Pop’s vocals are clear, emotive, rich, and almost as theatrical as his former collaborator David Bowie’s were. Queens of the Stone Age frontman Joshua Homme makes no attempt to overshadow Pop — the vocals remain Pop’s territory, with Homme contributing only background vocals during choruses. As a sort of epilogue, an uncredited female sings near the end. Pop’s lyrics are laden with metaphor and acrimony, but for the intense, long career and the life he’s led, no-one begrudges him a little bitterness now and then. The dominant, extroverted nature of the lyrics remains informed by both Pop’s past and by the creative infusion of fellow non-politically-correct, oft-acid-tongued collaborator Homme.
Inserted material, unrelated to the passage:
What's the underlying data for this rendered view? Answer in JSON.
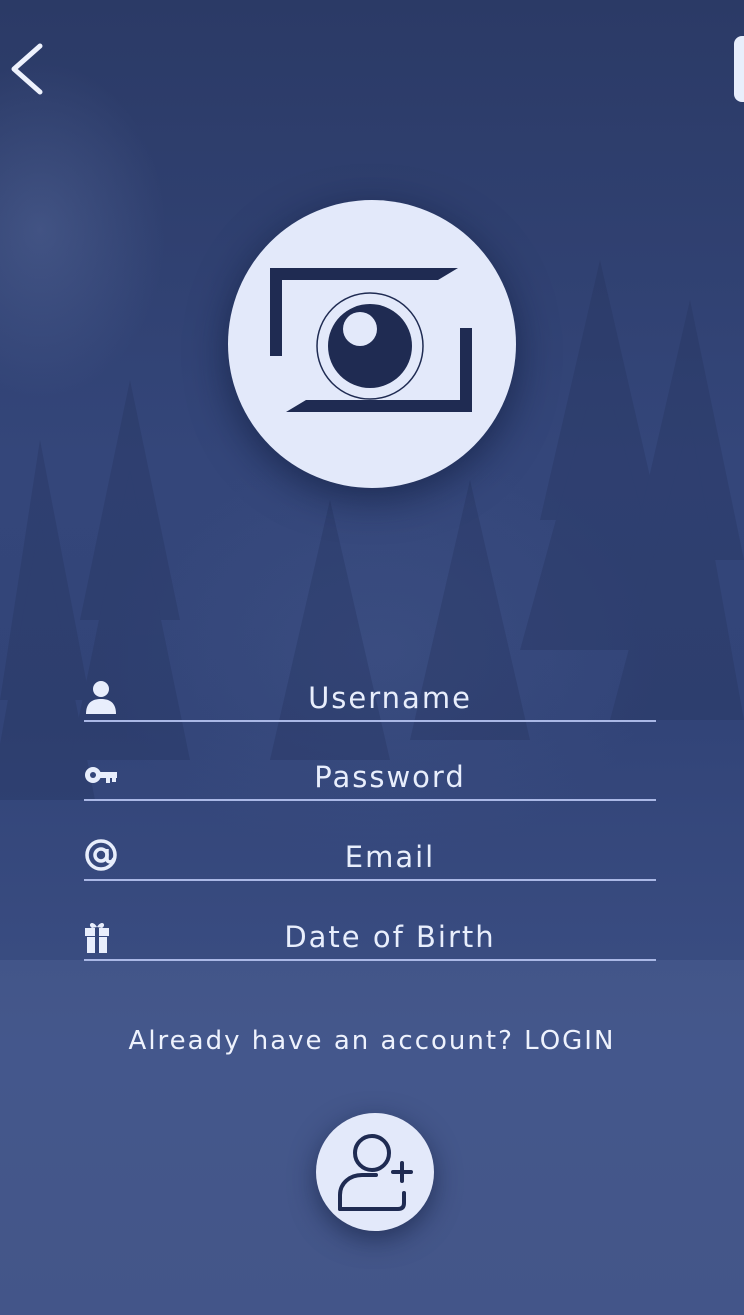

Pop here yearns for Sunday, traditionally a day of rest — a break from his daily grind. This six minute song serves to remind listeners that this could be Pop’s farewell, and thus, “Sunday” (coupled to it’s sister tune “Paraguay”) could be his swansong, a capstone to an impressive oeuvre. [8/10]
Iggy Pop’s new album Post Pop Depression releases March 18th.